More specifically, I examine the rapidly evolving nature of representations of the self, often defined through reference to the body, and how these representations relate to the technological innovations and communicative capabilities afforded by new media. This topic could be more broadly understood as the social uses and effects of new vs. traditional media representations of the body. The idea of the disembodied self is fascinating to me, especially as it relates to the interactions between the individual consciousness and virtual physicality.
The problem of mediated consciousness and its effects on the body translates into an exploration of the current state of body image studies regarding traditional media technologies contrasted with the potential areas of investigation of body image in new media. In this comparison, I am interested in analyzing gender and race communication throughout broadly defined textual sources in the new media and how this kind of identity communication has evolved from its uses in traditional media to new media contexts. In essence, I am motivated to probe the question of what role new media will play in shaping images of ourselves.
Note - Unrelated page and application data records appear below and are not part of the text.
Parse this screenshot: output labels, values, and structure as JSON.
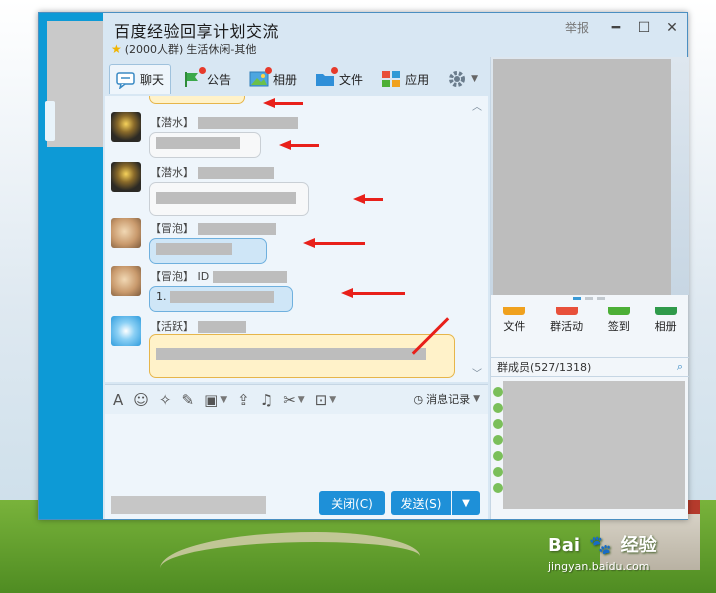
{
  "window": {
    "title": "百度经验回享计划交流",
    "group_size": "(2000人群)",
    "group_category": "生活休闲-其他",
    "report_label": "举报"
  },
  "tabs": [
    {
      "label": "聊天",
      "icon": "chat-bubble-icon"
    },
    {
      "label": "公告",
      "icon": "flag-icon"
    },
    {
      "label": "相册",
      "icon": "photo-album-icon"
    },
    {
      "label": "文件",
      "icon": "folder-icon"
    },
    {
      "label": "应用",
      "icon": "apps-grid-icon"
    }
  ],
  "messages": [
    {
      "tag": "【潜水】",
      "avatar": "penguin-avatar",
      "bubble": "gray"
    },
    {
      "tag": "【潜水】",
      "avatar": "penguin-avatar",
      "bubble": "gray"
    },
    {
      "tag": "【冒泡】",
      "avatar": "face-avatar",
      "bubble": "blue"
    },
    {
      "tag": "【冒泡】",
      "avatar": "face-avatar",
      "bubble": "blue",
      "id_prefix": "ID",
      "content_prefix": "1."
    },
    {
      "tag": "【活跃】",
      "avatar": "blue-avatar",
      "bubble": "yellow"
    }
  ],
  "toolbar": {
    "history_label": "消息记录"
  },
  "buttons": {
    "close_label": "关闭(C)",
    "send_label": "发送(S)"
  },
  "right_panel": {
    "apps": [
      {
        "label": "文件",
        "color": "#f0a11e"
      },
      {
        "label": "群活动",
        "color": "#e8503a"
      },
      {
        "label": "签到",
        "color": "#4caf36"
      },
      {
        "label": "相册",
        "color": "#2f9a4a"
      }
    ],
    "members_label": "群成员(527/1318)"
  },
  "watermark": {
    "brand": "Bai",
    "brand_tail": "经验",
    "url": "jingyan.baidu.com"
  },
  "colors": {
    "accent": "#1e90d8",
    "sidebar": "#0d9ad6",
    "arrow": "#e8201a"
  }
}
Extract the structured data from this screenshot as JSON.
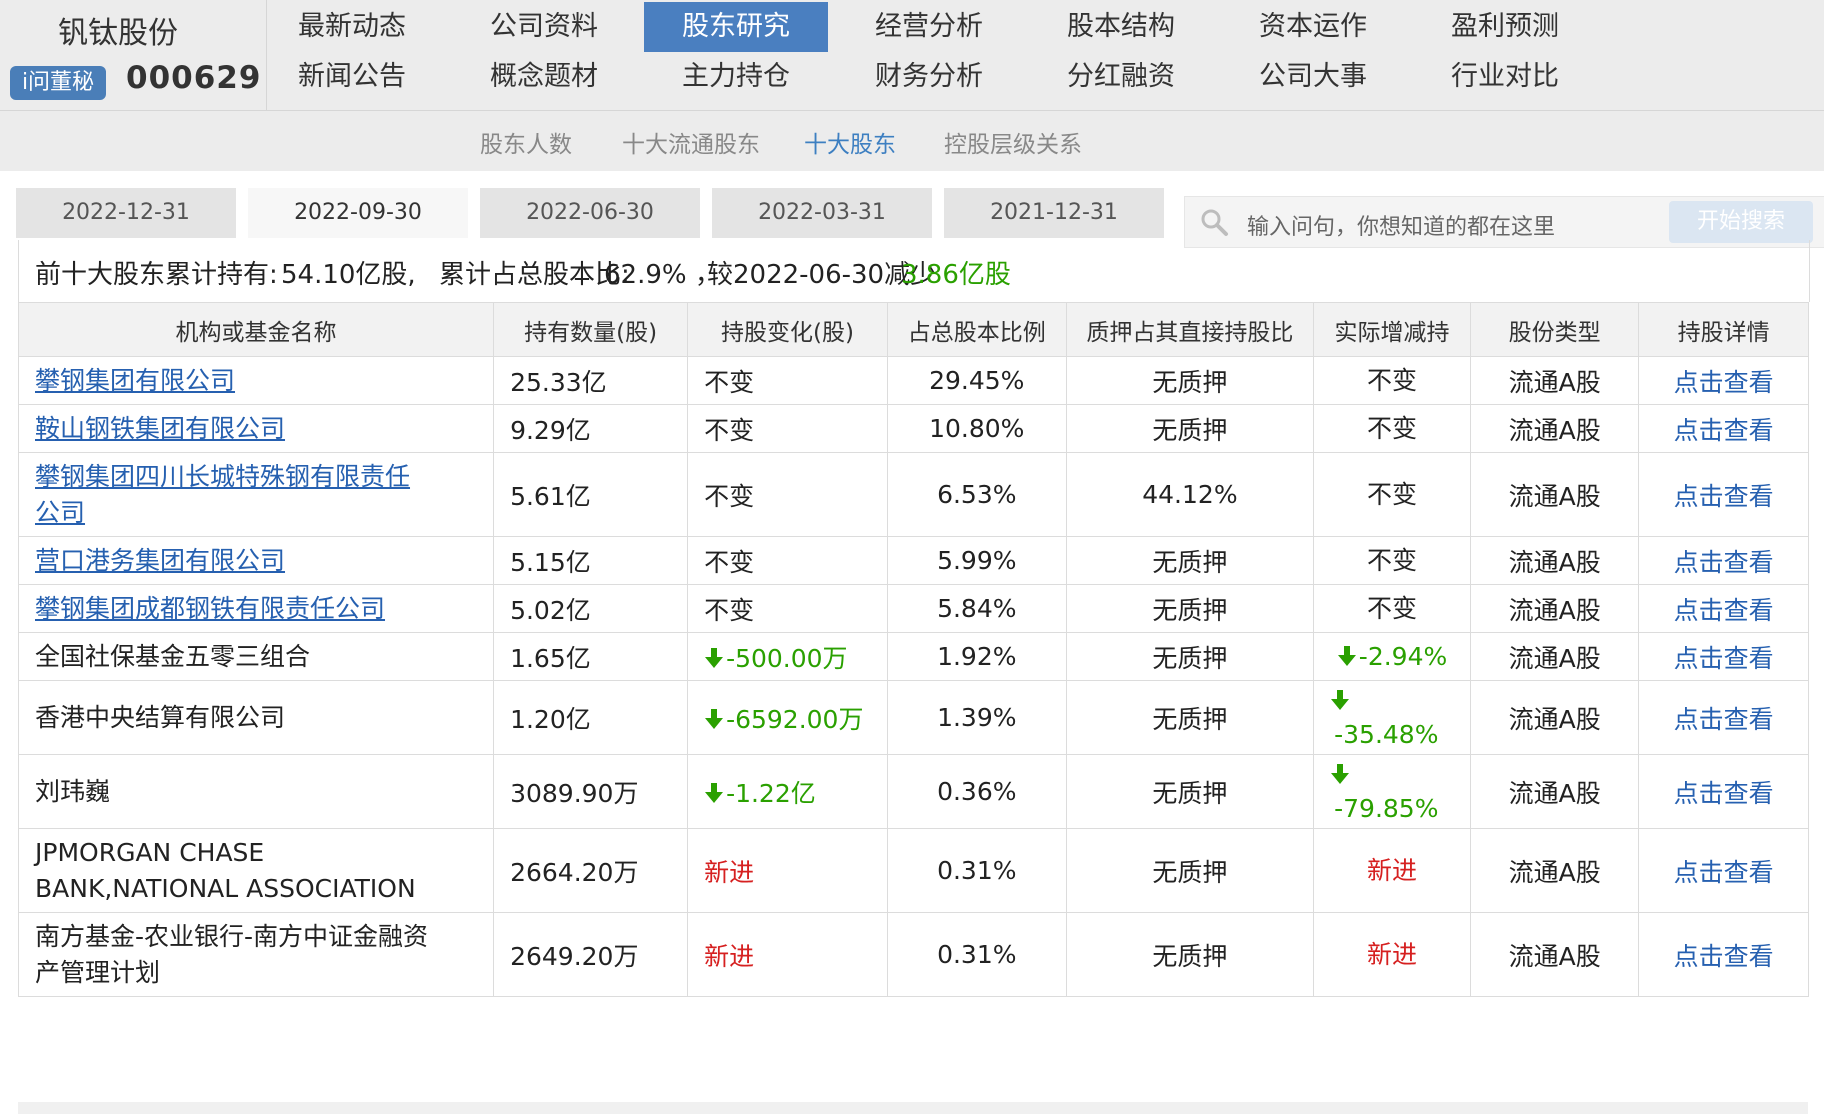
{
  "header": {
    "company_name": "钒钛股份",
    "badge": "i问董秘",
    "stock_code": "000629"
  },
  "nav": {
    "row1": [
      "最新动态",
      "公司资料",
      "股东研究",
      "经营分析",
      "股本结构",
      "资本运作",
      "盈利预测"
    ],
    "row2": [
      "新闻公告",
      "概念题材",
      "主力持仓",
      "财务分析",
      "分红融资",
      "公司大事",
      "行业对比"
    ],
    "active": "股东研究"
  },
  "subnav": {
    "items": [
      "股东人数",
      "十大流通股东",
      "十大股东",
      "控股层级关系"
    ],
    "active": "十大股东"
  },
  "date_tabs": [
    "2022-12-31",
    "2022-09-30",
    "2022-06-30",
    "2022-03-31",
    "2021-12-31"
  ],
  "active_date": "2022-09-30",
  "search": {
    "placeholder": "输入问句，你想知道的都在这里",
    "button": "开始搜索"
  },
  "summary": {
    "label": "前十大股东累计持有:",
    "amount": "54.10亿股,",
    "ratio_label": "累计占总股本比:",
    "ratio": "62.9% ，",
    "compare": "较2022-06-30减少",
    "change": "3.86亿股"
  },
  "table": {
    "headers": [
      "机构或基金名称",
      "持有数量(股)",
      "持股变化(股)",
      "占总股本比例",
      "质押占其直接持股比",
      "实际增减持",
      "股份类型",
      "持股详情"
    ],
    "rows": [
      {
        "name": [
          "攀钢集团有限公司"
        ],
        "linked": true,
        "qty": "25.33亿",
        "change": "不变",
        "change_type": "same",
        "ratio": "29.45%",
        "pledge": "无质押",
        "actual": [
          "不变"
        ],
        "actual_type": "same",
        "type": "流通A股",
        "detail": "点击查看"
      },
      {
        "name": [
          "鞍山钢铁集团有限公司"
        ],
        "linked": true,
        "qty": "9.29亿",
        "change": "不变",
        "change_type": "same",
        "ratio": "10.80%",
        "pledge": "无质押",
        "actual": [
          "不变"
        ],
        "actual_type": "same",
        "type": "流通A股",
        "detail": "点击查看"
      },
      {
        "name": [
          "攀钢集团四川长城特殊钢有限责任",
          "公司"
        ],
        "linked": true,
        "qty": "5.61亿",
        "change": "不变",
        "change_type": "same",
        "ratio": "6.53%",
        "pledge": "44.12%",
        "actual": [
          "不变"
        ],
        "actual_type": "same",
        "type": "流通A股",
        "detail": "点击查看"
      },
      {
        "name": [
          "营口港务集团有限公司"
        ],
        "linked": true,
        "qty": "5.15亿",
        "change": "不变",
        "change_type": "same",
        "ratio": "5.99%",
        "pledge": "无质押",
        "actual": [
          "不变"
        ],
        "actual_type": "same",
        "type": "流通A股",
        "detail": "点击查看"
      },
      {
        "name": [
          "攀钢集团成都钢铁有限责任公司"
        ],
        "linked": true,
        "qty": "5.02亿",
        "change": "不变",
        "change_type": "same",
        "ratio": "5.84%",
        "pledge": "无质押",
        "actual": [
          "不变"
        ],
        "actual_type": "same",
        "type": "流通A股",
        "detail": "点击查看"
      },
      {
        "name": [
          "全国社保基金五零三组合"
        ],
        "linked": false,
        "qty": "1.65亿",
        "change": "-500.00万",
        "change_type": "down",
        "ratio": "1.92%",
        "pledge": "无质押",
        "actual": [
          "-2.94%"
        ],
        "actual_type": "down",
        "type": "流通A股",
        "detail": "点击查看"
      },
      {
        "name": [
          "香港中央结算有限公司"
        ],
        "linked": false,
        "qty": "1.20亿",
        "change": "-6592.00万",
        "change_type": "down",
        "ratio": "1.39%",
        "pledge": "无质押",
        "actual": [
          "-35.48%"
        ],
        "actual_type": "down-wrap",
        "type": "流通A股",
        "detail": "点击查看"
      },
      {
        "name": [
          "刘玮巍"
        ],
        "linked": false,
        "qty": "3089.90万",
        "change": "-1.22亿",
        "change_type": "down",
        "ratio": "0.36%",
        "pledge": "无质押",
        "actual": [
          "-79.85%"
        ],
        "actual_type": "down-wrap",
        "type": "流通A股",
        "detail": "点击查看"
      },
      {
        "name": [
          "JPMORGAN CHASE",
          "BANK,NATIONAL ASSOCIATION"
        ],
        "linked": false,
        "qty": "2664.20万",
        "change": "新进",
        "change_type": "new",
        "ratio": "0.31%",
        "pledge": "无质押",
        "actual": [
          "新进"
        ],
        "actual_type": "new",
        "type": "流通A股",
        "detail": "点击查看"
      },
      {
        "name": [
          "南方基金-农业银行-南方中证金融资",
          "产管理计划"
        ],
        "linked": false,
        "qty": "2649.20万",
        "change": "新进",
        "change_type": "new",
        "ratio": "0.31%",
        "pledge": "无质押",
        "actual": [
          "新进"
        ],
        "actual_type": "new",
        "type": "流通A股",
        "detail": "点击查看"
      }
    ]
  },
  "colors": {
    "nav_active": "#4a7fc0",
    "link": "#2660b0",
    "decrease": "#2aa000",
    "new": "#d62020"
  }
}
This line of inquiry logically leads to an interest in the psychological ramifications of body image in the new media environment, particularly related to the nature of the relationship between the body and mind. If the means and media for communicating gender, race, and physicality are shifting with the advance of technology, then how will these developments change people's relationships with themselves, their bodies, and their identities? Of special interest to me is the psychological impact of new communication technologies on disordered eating behaviors and other body dysmorphic disorders, particularly in women.